Here’s an awesome link to grind home my point from my OSCON keynote on Community Management, particularly the part where I spoke about the importance of managing wait times – the period between when a volunteer/contributor takes and action and when they get feedback on that action.
In my talk I referenced code review wait times. For non-developers, in open source projects, a volunteer (contributor) will often write a patch which they must be reviewed by someone who oversees the project before it gets incorporated into the software’s code base. This is akin to a quality assurance process – say, like if you are baking brownies for the church charity event, the organizer probably wants to see the brownies first, just to make sure they aren’t a disaster. The period between which you write the patch (or make the brownies) and when the project manager reviews them and say they are ok/not ok, that’s the wait time.
The thing is, if you never tell people how long they are going to have to wait – expect them to get unhappy. More importantly, if, while their waiting, other contributors come and make negative comments about their contributions, don’t be surprised if they get even more unhappy and become less and less inclined to submit patches (or brownies, or whatever makes your community go round).
In other words while your code base may be important but expectations, experience and culture matter, probably more. I don’t think anyone believes Drupal is the best CMS ever invented, but its community has a pretty good expectations, a great experience and fantastic culture, so I suspect it kicks the ass of many “technically” better CMS’s run by lesser managed communities.
Because hey, if I’ve come to expect that I have to wait an infinite or undetermined amount of time, if the experience I have interacting with others suck and if the culture of the community I’m trying to volunteer with is not positive… Guess what. I’m probably going to stop contributing.

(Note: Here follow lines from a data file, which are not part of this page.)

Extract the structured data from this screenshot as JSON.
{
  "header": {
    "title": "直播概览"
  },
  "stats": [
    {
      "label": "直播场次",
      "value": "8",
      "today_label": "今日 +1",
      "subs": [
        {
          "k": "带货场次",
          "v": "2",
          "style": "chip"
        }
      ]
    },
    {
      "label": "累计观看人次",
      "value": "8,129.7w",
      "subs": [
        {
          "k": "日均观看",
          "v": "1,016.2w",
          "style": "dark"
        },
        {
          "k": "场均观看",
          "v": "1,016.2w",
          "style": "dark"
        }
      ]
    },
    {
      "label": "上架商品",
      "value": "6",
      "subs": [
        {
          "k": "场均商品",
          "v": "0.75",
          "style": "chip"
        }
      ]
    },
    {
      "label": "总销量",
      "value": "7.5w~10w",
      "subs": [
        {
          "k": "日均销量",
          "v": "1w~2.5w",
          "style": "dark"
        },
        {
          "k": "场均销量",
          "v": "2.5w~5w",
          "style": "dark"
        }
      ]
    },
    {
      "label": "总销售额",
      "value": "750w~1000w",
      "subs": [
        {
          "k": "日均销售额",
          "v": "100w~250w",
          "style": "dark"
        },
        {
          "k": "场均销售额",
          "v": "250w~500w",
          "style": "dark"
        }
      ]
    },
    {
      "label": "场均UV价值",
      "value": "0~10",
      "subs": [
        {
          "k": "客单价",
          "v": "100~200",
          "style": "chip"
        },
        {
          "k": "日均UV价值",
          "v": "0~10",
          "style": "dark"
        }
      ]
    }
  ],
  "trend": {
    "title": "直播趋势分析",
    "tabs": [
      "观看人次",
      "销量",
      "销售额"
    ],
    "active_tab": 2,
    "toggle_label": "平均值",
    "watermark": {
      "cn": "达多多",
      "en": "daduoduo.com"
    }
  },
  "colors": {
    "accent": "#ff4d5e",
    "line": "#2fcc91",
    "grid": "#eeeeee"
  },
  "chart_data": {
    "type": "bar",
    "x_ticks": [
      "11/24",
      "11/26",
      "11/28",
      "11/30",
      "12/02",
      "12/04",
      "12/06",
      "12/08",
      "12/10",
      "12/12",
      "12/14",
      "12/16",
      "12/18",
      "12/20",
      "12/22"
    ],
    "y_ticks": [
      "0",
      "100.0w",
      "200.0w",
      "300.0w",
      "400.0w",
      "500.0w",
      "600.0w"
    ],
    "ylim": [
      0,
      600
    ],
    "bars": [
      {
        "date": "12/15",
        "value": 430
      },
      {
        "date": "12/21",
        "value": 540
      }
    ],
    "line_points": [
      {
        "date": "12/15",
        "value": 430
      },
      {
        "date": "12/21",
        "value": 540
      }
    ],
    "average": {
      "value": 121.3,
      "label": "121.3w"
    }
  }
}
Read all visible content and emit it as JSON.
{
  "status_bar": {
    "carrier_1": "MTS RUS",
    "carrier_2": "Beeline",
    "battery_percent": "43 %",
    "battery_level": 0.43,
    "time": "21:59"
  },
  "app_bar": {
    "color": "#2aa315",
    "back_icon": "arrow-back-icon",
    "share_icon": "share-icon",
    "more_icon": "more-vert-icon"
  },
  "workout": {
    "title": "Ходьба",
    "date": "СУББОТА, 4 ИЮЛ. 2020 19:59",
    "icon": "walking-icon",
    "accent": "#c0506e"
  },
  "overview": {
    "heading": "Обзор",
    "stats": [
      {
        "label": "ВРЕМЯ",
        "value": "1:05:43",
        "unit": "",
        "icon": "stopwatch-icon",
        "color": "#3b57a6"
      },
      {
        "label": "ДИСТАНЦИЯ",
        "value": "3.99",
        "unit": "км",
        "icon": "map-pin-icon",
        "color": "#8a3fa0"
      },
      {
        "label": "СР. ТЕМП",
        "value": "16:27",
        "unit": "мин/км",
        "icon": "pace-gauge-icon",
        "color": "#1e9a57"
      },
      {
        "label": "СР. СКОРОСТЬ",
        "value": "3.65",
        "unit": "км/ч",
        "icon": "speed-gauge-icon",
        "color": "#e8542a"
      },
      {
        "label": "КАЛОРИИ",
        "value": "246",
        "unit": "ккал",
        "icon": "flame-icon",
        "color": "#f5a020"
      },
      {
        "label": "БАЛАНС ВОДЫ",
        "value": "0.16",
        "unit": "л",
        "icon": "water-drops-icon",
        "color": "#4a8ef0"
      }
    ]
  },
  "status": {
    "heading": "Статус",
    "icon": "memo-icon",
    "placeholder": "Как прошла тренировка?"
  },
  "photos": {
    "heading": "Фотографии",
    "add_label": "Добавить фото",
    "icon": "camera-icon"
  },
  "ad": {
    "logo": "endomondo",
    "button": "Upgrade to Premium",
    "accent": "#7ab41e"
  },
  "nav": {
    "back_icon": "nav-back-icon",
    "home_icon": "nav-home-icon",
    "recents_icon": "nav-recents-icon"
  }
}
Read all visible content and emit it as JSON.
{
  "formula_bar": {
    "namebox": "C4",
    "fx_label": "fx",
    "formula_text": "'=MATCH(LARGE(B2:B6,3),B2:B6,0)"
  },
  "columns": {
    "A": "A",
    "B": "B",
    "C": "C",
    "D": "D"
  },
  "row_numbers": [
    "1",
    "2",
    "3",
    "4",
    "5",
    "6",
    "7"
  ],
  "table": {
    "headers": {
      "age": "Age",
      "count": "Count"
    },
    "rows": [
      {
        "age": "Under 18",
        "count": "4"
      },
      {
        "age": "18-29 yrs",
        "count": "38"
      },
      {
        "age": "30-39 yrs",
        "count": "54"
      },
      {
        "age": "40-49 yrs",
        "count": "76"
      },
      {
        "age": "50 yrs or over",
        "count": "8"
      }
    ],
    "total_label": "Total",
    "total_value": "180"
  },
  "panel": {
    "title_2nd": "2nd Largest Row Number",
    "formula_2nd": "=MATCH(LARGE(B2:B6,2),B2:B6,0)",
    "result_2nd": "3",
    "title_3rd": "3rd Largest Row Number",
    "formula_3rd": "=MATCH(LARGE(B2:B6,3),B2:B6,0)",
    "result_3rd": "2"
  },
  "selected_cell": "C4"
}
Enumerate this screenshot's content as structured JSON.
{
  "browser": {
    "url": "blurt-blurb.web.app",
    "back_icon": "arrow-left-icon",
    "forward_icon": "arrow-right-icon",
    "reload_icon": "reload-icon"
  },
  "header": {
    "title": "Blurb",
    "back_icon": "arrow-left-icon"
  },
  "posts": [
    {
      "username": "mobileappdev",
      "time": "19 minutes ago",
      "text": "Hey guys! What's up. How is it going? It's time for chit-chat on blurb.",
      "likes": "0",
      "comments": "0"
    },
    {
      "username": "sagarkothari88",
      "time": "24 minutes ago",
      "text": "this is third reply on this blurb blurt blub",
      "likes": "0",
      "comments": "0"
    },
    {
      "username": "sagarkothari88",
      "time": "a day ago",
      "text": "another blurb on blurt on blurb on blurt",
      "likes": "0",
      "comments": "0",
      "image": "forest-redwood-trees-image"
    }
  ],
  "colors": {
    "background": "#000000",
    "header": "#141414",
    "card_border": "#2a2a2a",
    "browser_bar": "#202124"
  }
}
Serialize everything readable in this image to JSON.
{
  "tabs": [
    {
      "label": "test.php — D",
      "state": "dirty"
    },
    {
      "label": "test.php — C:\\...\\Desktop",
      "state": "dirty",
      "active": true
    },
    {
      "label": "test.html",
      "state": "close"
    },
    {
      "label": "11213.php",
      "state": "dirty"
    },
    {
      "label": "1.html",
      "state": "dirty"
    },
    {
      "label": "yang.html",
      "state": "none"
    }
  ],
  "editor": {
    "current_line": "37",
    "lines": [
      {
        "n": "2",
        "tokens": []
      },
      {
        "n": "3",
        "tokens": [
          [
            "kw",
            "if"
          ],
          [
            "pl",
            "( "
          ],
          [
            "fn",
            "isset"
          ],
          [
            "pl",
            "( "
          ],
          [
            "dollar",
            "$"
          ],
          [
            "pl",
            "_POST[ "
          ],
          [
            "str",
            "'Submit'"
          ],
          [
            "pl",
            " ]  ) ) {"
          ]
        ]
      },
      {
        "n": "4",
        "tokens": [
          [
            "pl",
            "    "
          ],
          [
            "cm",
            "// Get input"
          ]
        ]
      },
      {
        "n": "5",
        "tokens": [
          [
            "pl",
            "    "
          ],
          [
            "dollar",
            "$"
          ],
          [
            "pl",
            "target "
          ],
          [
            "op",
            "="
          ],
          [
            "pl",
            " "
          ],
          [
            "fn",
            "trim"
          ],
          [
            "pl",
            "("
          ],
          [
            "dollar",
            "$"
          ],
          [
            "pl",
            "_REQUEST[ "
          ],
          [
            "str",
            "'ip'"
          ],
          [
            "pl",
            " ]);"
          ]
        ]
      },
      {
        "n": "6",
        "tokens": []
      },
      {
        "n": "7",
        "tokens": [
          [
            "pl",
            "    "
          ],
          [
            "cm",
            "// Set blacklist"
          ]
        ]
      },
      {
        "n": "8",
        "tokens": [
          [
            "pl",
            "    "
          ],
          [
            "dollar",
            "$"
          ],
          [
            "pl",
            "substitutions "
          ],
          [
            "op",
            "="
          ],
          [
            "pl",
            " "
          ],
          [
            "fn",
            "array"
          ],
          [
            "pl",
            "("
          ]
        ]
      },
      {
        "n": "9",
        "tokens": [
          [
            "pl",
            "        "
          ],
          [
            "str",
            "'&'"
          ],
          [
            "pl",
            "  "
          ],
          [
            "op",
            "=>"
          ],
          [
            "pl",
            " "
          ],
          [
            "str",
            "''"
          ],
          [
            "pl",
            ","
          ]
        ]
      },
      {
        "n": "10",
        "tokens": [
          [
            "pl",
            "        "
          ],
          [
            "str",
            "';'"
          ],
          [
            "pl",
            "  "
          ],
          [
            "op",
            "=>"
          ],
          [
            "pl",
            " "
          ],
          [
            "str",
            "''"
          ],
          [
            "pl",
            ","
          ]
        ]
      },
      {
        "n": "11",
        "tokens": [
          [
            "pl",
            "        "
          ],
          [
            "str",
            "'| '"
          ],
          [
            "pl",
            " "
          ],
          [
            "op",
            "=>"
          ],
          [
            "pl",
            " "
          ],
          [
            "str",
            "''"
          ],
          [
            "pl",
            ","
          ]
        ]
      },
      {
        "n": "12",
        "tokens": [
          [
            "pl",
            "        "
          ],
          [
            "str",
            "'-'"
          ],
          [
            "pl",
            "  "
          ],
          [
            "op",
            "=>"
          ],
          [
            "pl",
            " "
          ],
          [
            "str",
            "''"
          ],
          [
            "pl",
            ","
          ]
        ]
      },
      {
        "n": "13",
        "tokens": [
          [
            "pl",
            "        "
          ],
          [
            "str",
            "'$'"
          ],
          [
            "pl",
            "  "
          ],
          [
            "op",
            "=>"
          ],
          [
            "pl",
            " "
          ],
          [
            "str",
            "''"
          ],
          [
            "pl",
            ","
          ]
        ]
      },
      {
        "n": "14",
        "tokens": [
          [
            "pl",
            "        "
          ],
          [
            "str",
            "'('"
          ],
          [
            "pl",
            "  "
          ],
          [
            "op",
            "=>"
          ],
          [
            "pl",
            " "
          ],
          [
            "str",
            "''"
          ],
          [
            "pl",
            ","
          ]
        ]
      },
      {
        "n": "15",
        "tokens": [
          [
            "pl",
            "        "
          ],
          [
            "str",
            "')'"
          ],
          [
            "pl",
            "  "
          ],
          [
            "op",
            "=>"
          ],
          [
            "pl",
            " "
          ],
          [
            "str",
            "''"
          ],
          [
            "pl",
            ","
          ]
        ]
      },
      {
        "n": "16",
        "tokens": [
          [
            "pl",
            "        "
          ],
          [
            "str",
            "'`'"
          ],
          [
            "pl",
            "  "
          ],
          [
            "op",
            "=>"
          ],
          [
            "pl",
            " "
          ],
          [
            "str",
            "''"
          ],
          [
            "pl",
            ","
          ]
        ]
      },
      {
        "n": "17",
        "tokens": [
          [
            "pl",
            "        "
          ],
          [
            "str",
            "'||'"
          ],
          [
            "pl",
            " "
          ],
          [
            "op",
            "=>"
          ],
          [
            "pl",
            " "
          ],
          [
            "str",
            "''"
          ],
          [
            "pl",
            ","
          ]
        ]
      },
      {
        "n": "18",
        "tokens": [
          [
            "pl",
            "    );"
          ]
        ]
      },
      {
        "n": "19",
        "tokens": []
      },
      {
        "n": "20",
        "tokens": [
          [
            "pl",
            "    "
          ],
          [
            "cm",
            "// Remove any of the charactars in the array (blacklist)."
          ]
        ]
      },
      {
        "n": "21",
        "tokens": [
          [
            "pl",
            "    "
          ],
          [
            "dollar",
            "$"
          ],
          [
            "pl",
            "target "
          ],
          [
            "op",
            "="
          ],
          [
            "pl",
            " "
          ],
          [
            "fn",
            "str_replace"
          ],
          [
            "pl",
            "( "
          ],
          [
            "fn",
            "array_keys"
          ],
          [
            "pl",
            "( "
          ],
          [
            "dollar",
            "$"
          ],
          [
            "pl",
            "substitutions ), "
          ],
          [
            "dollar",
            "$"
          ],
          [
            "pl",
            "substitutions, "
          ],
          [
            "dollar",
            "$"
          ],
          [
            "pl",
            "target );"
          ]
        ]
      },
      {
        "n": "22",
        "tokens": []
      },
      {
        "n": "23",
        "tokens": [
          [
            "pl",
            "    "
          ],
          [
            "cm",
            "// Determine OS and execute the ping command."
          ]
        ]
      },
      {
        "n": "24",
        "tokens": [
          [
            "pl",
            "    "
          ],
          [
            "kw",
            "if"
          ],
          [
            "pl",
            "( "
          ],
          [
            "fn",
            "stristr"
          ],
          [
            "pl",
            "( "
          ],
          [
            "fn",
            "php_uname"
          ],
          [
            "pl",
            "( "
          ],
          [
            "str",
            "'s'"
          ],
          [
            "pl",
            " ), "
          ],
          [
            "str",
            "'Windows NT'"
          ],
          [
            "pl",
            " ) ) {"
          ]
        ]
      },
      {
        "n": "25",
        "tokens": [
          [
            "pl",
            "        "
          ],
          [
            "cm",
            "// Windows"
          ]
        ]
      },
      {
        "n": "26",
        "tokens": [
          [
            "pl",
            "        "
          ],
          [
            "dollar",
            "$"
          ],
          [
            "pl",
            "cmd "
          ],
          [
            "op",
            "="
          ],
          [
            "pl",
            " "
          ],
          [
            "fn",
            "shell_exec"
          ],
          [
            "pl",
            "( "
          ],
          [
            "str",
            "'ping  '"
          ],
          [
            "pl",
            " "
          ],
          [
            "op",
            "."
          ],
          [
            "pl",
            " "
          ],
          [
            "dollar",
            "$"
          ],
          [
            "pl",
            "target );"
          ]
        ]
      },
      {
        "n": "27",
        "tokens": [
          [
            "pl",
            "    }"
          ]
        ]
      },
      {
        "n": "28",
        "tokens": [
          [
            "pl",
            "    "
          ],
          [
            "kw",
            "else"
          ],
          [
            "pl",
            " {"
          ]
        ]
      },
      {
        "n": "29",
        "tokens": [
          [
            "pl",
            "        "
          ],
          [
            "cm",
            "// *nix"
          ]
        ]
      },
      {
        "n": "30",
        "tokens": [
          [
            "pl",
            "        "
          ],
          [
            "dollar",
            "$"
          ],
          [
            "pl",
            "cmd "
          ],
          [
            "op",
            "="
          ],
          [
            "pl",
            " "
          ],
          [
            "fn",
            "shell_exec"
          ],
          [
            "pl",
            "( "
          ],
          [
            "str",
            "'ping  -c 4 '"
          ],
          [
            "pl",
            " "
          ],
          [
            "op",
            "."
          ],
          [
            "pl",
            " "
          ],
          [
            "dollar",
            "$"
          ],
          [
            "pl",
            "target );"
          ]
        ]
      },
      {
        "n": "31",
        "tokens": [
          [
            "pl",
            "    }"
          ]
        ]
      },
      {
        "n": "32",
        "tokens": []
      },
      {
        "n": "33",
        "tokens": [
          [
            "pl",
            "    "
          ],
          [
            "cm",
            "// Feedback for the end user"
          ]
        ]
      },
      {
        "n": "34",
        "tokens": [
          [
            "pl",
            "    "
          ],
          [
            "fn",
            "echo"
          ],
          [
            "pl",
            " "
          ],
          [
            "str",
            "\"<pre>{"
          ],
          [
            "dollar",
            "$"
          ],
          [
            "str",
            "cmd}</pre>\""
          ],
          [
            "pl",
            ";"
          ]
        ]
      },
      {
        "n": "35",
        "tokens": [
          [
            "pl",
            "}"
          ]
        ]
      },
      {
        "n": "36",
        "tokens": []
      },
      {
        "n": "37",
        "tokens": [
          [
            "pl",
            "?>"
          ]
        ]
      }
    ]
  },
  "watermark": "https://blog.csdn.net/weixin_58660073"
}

This is not rocket science.
And you can see evidence of people who experience this frustration in places around the net. Edd Dumbill sent me this link via hacker news of a frustrated contributor tired of enduring crappy expectations, experience and culture.
Heres what happens to pull requests in my experience:
- you first find something that needs fixing
- you write a test to reproduce the problem
- you pass the test
- you push the code to github and wait
- then you keep waiting
- then you wait a lot longer (it’s been months now)
- then some ivory tower asshole (not part of the core team) sitting in a basement finds a reason to comment in a negative way.
- you respond to the comment
- more people jump on the negative train and burry your honestly helpful idea in sad faces and unrelated negativity
- the pull dies because you just don’t give a fuck any more
If this is what your volunteer community – be it software driven, or for poverty, or a religious org, or whatever – is like, you will bleed volunteers.
This is why I keep saying things like code review dashboards matter. I bet if this user could at least see what the average wait time is for code review he’d have been much, much happier. Even if that wait time were a month… at least he’d have known what to expect. Of course improving the experience and community culture are harder problems to solve… but they clearly would have helped as well.
Most open source projects have the data to set up such a dashboard, it is just a question of if we will.
Okay, I’m late for an appointment, but really wanted to share that link and write something about it.
NB: Apologies if you’ve already seen this. I accidentally publishes this as a page, not a post on August 24th, so it escaped most people’s view.
Exact same thing happens in policy discussions and discussions about improving how we run our business lines.
You can read comments on the gist here: https://gist.github.com/3444052
Pingback: #CMGRHangout presents: Crafting Community Expectations (Preview)